Today in Christian History

February 7

February 7, 1478: Thomas More, lord chancellor of England during the English Reformation, is born. Though he idealized freedom of religion in Utopia (1516), he supported the punishment of heretics and Protestants like Martin Luther and William Tyndale. He retired from office rather than acknowledge Henry VIII's divorce and was beheaded for refusing to acknowledge Henry as head of the church (see issue 16: William Tyndale).

February 7, 1817 (traditional date): Abolitionist Frederick Douglass is born into slavery in Talbot County, Maryland.
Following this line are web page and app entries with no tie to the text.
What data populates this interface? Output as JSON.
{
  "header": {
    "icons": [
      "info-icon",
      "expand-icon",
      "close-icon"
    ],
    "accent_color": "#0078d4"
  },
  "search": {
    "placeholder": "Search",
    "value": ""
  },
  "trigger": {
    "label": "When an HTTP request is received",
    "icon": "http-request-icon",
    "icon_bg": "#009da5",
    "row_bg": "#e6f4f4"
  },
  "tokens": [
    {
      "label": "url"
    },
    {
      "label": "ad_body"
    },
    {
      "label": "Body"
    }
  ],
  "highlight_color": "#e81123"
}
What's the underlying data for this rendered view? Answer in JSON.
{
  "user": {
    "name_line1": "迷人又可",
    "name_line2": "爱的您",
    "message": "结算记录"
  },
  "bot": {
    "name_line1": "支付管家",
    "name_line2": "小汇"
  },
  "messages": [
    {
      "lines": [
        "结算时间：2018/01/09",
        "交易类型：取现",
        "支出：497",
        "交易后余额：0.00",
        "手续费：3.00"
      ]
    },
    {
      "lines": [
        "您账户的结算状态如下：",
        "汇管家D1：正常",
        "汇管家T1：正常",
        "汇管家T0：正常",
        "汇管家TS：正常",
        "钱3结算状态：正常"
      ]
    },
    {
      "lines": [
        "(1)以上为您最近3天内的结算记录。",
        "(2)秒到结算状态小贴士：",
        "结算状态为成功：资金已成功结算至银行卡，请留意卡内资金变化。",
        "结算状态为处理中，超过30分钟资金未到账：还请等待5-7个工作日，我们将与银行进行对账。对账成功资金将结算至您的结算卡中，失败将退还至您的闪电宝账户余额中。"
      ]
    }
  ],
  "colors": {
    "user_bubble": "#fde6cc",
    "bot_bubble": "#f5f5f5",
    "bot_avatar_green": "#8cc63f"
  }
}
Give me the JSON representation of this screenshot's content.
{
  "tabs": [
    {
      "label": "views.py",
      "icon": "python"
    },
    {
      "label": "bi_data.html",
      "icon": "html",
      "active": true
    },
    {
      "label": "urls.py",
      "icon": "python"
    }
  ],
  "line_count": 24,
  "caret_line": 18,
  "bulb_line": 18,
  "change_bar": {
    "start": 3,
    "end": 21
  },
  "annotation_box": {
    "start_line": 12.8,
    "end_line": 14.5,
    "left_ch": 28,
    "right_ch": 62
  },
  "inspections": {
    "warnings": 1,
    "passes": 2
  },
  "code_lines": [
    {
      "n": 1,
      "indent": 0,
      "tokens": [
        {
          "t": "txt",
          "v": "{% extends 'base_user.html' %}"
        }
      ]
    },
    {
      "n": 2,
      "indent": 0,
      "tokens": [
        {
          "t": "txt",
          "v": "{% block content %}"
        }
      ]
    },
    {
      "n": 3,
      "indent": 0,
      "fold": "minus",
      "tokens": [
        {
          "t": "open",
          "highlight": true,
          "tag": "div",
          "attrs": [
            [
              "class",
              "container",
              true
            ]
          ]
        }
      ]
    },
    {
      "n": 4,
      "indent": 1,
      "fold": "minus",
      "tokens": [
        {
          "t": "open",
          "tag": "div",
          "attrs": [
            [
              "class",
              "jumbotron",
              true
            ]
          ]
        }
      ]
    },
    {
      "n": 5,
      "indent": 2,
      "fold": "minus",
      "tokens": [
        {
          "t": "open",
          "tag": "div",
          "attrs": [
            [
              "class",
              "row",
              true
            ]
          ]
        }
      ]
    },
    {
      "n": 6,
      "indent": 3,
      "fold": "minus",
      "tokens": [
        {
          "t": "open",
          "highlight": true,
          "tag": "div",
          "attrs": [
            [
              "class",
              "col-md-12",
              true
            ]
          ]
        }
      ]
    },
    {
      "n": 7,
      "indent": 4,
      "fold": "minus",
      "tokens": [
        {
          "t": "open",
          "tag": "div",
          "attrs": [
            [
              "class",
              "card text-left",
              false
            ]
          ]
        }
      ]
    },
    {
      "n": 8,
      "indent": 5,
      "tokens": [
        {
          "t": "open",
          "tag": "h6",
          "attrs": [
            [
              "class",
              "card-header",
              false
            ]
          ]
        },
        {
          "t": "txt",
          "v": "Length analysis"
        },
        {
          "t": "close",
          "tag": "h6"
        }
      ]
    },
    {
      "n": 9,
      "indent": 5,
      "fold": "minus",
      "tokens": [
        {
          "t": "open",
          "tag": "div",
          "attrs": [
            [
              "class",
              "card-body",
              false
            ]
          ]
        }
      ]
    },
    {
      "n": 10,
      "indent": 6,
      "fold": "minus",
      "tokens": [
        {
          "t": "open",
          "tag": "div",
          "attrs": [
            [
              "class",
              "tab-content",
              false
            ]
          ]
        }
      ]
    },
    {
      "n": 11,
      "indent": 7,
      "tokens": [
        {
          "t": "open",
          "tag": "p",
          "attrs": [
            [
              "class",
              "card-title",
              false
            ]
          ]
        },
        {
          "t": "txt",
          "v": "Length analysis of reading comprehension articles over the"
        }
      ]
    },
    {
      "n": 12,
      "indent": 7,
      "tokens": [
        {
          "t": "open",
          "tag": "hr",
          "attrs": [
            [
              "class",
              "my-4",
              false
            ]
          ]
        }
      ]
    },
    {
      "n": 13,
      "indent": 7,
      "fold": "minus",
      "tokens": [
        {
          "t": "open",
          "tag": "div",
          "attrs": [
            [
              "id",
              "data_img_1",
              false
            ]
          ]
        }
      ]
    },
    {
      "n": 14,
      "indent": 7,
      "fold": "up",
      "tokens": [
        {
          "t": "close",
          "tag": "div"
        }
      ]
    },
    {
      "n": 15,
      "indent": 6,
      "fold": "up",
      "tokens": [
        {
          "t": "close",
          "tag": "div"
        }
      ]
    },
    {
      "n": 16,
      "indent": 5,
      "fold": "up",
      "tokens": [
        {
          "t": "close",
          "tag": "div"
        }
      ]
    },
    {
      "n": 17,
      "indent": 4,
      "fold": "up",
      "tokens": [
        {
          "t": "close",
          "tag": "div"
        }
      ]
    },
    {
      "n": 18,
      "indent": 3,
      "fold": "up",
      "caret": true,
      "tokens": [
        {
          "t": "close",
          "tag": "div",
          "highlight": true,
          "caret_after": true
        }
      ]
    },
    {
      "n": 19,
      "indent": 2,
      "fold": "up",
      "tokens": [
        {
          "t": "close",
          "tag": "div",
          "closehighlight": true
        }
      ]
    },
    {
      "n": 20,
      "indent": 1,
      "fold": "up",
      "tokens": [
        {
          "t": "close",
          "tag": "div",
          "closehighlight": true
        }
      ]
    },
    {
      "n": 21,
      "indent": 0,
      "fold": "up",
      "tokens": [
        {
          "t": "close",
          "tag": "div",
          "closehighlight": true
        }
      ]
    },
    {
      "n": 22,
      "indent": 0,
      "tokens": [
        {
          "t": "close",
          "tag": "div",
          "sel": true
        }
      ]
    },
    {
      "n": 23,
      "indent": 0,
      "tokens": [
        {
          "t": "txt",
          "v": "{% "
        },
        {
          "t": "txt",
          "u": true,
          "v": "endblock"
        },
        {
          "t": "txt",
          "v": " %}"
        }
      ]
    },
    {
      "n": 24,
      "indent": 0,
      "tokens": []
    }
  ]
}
After escaping to freedom, he became the most prominent of the black abolitionists and eventually became the first black to hold high political office, as consul-general to the Republic of Haiti (see issue 62: Bound For Canaan).

February 7, 1938: After years of being closely watched by Nazi secret police, Lutheran pastor Martin Niemoller is put on trial. He was subsequently confined in a concentration camp, but he survived and went on to hold a leadership role in the World Council of Churches from 1948-1968 (see issue 32: Dietrich Bonhoeffer).

Read These Next

Free Newsletters
More Newsletters

May 28, 1533: English reformer Thomas Cranmer, Archbishop of Canterbury, declares King Henry VIII's marriage to Anne Boleyn valid, having earlier approved the king's divorce of Catherine of Aragon (see issue 48: Thomas Cranmer).

May 28, 1841: Edwin Moody dies, leaving his wife to raise 4-year-old Dwight Lyman and eight other children. D.L. Moody went on to become the leading American evangelist of his generation (see issue 25: D.L. Moody).

May 28, 1954: President Dwight D. Eisenhower signs a bill ...

More from May 28